Hello, it’s me – This is a very common way to greet on the telephone, showing that Adele is supposed to be talking to someone on the phone in this song. For a more casual conversation we might say, “Hi, it’s name.”. More greetings here.
It don’t matter – You might have noticed Adele didn’t conjugate correctly here. It’s very colloquial to say, ‘It don’t matter’ instead of ‘it doesn’t matter’. Native speakers DON’T always use correct grammar, so don’t feel bad if you make mistakes.
Improve your pronunciation
Music is an AMAZING way to improve your pronunciation, and Hello is a good song to mimic because of Adele’s clear pronunciation. The reason music is such a great tool to improve pronunciation is (1) Because it amplifies the natural flow of the spoken language, and (2) It forces us to exaggerate individual sounds when we sing, so we train the articulative muscles in our mouth to better pronounce them.
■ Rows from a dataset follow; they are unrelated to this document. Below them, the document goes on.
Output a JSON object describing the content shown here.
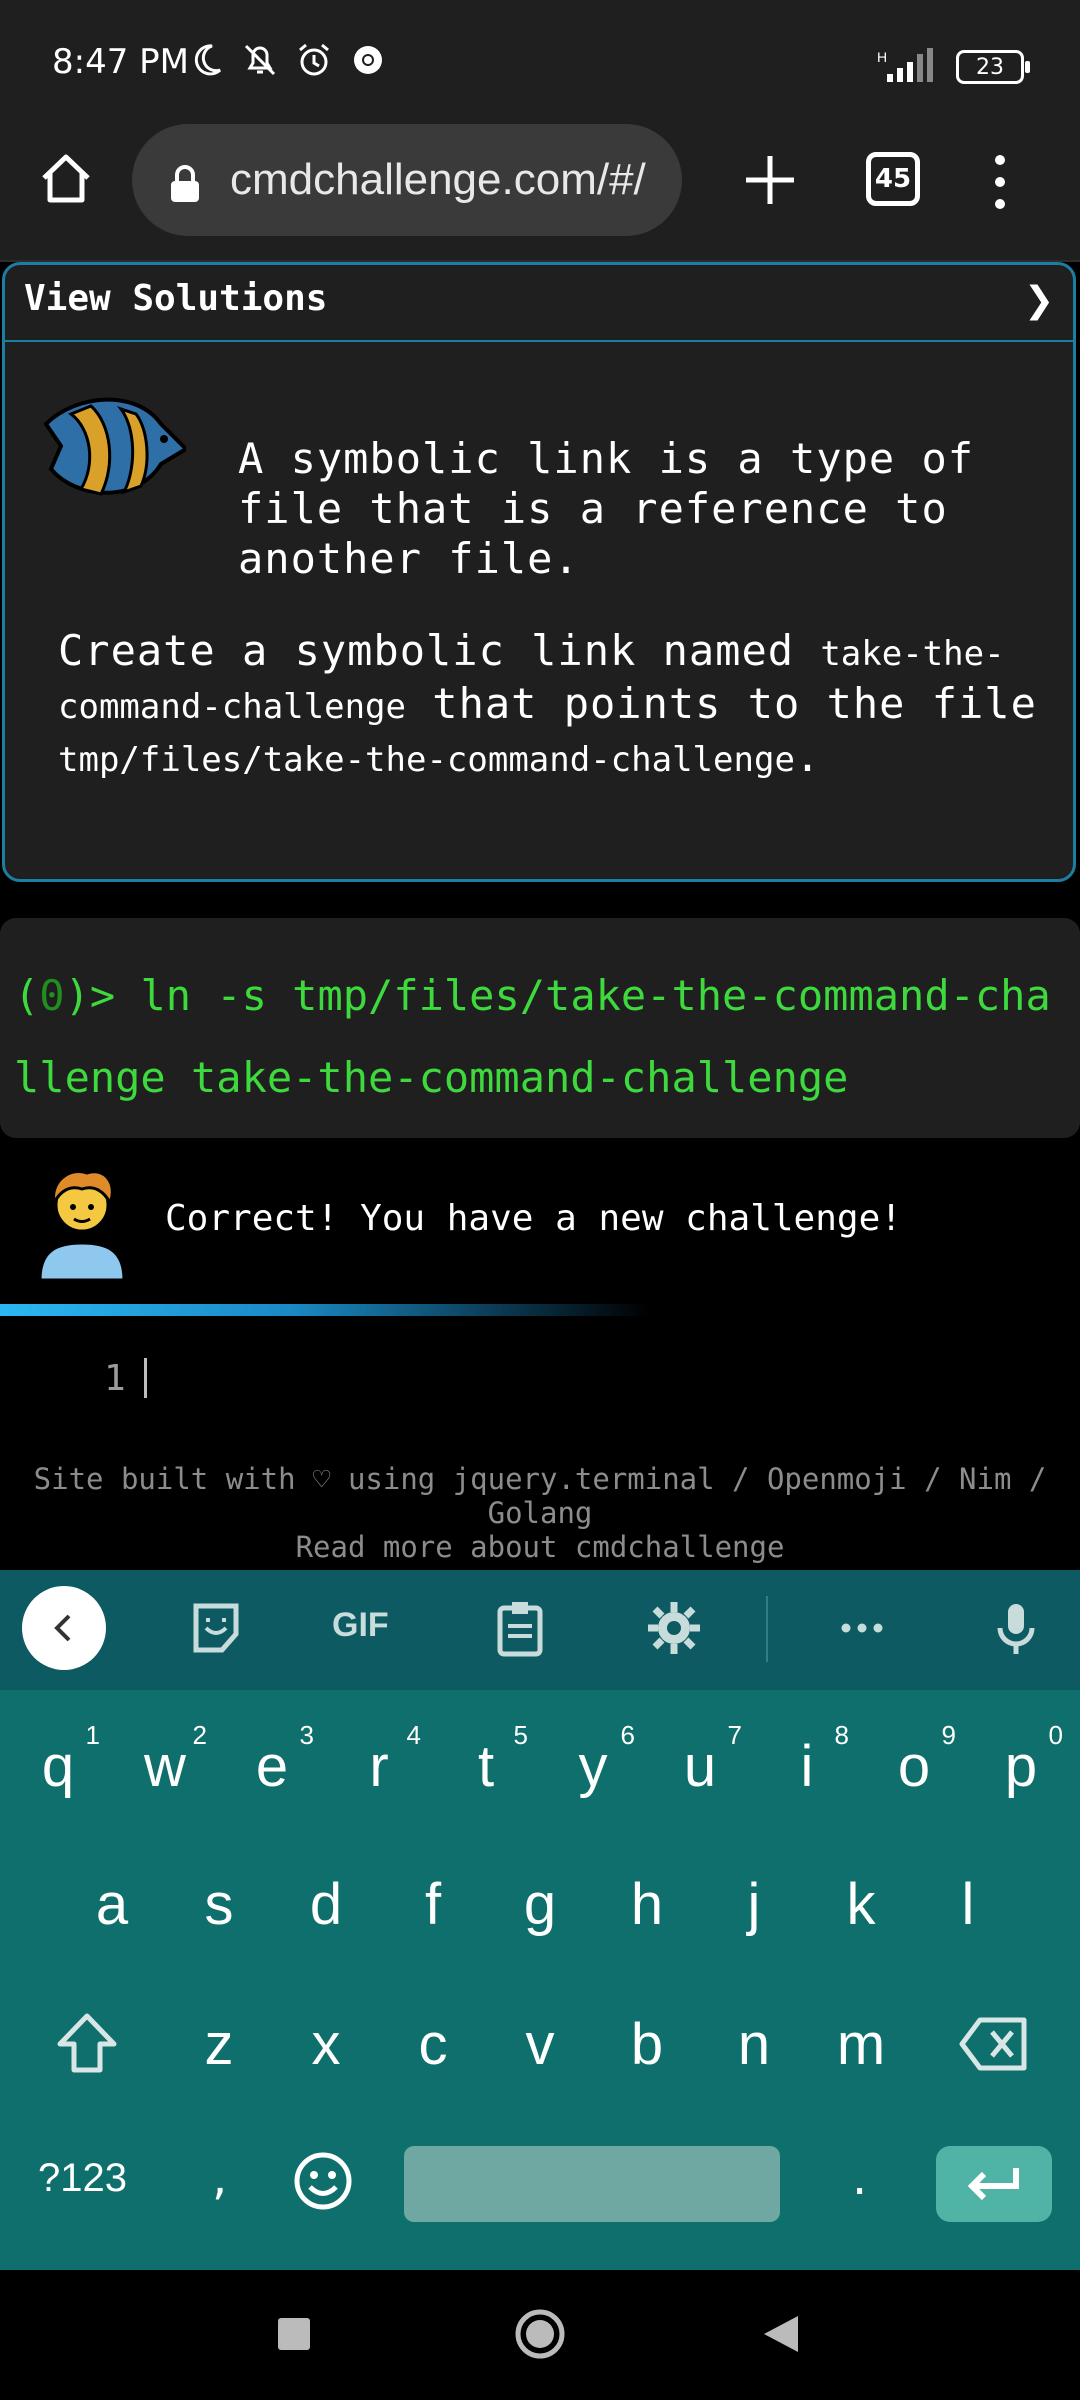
{
  "status": {
    "time": "8:47 PM",
    "battery": "23",
    "network": "H"
  },
  "browser": {
    "url": "cmdchallenge.com/#/",
    "tab_count": "45"
  },
  "panel": {
    "title": "View Solutions",
    "arrow": "❯",
    "definition": "A symbolic link is a type of file that is a reference to another file.",
    "task_pre": "Create a symbolic link named ",
    "task_code1": "take-the-command-challenge",
    "task_mid": " that points to the file ",
    "task_code2": "tmp/files/take-the-command-challenge",
    "task_end": "."
  },
  "terminal": {
    "prompt_open": "(",
    "prompt_status": "0",
    "prompt_close": ")> ",
    "command": "ln -s tmp/files/take-the-command-challenge take-the-command-challenge"
  },
  "result": {
    "message": "Correct! You have a new challenge!"
  },
  "editor": {
    "line_number": "1"
  },
  "footer": {
    "line1": "Site built with ♡ using jquery.terminal / Openmoji / Nim / Golang",
    "line2": "Read more about cmdchallenge"
  },
  "keyboard": {
    "gif_label": "GIF",
    "row1": [
      {
        "k": "q",
        "n": "1"
      },
      {
        "k": "w",
        "n": "2"
      },
      {
        "k": "e",
        "n": "3"
      },
      {
        "k": "r",
        "n": "4"
      },
      {
        "k": "t",
        "n": "5"
      },
      {
        "k": "y",
        "n": "6"
      },
      {
        "k": "u",
        "n": "7"
      },
      {
        "k": "i",
        "n": "8"
      },
      {
        "k": "o",
        "n": "9"
      },
      {
        "k": "p",
        "n": "0"
      }
    ],
    "row2": [
      "a",
      "s",
      "d",
      "f",
      "g",
      "h",
      "j",
      "k",
      "l"
    ],
    "row3": [
      "z",
      "x",
      "c",
      "v",
      "b",
      "n",
      "m"
    ],
    "symbols_label": "?123",
    "comma": ",",
    "period": "."
  },
  "colors": {
    "accent": "#1c7ea0",
    "terminal_green": "#3dd93d",
    "keyboard_bg": "#0e6f6c"
  }
}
I’ve already given you a head start with the pronunciation tips in this article, but if you really want to take it to the next level, sing along with Adele every time you hear this song! Ready for some more advanced exercises? Try this.
And always remember to put what you’re learning into practice! One of the best places to do this is the supportive community on the RealLife Global Network.
What’s your favorite song for learning English? What popular song or video would you like me to break down? Let us know in the comments below!
Enjoy this? Also read:
- Learn English with Lyrics: 7 Years by Lukas Graham
- Fun English: Joey’s Thanksgiving Pants
- Want Better Pronunciation? Try this!
- Fun and Simple English: Learning with Music
- Sound More Like a Native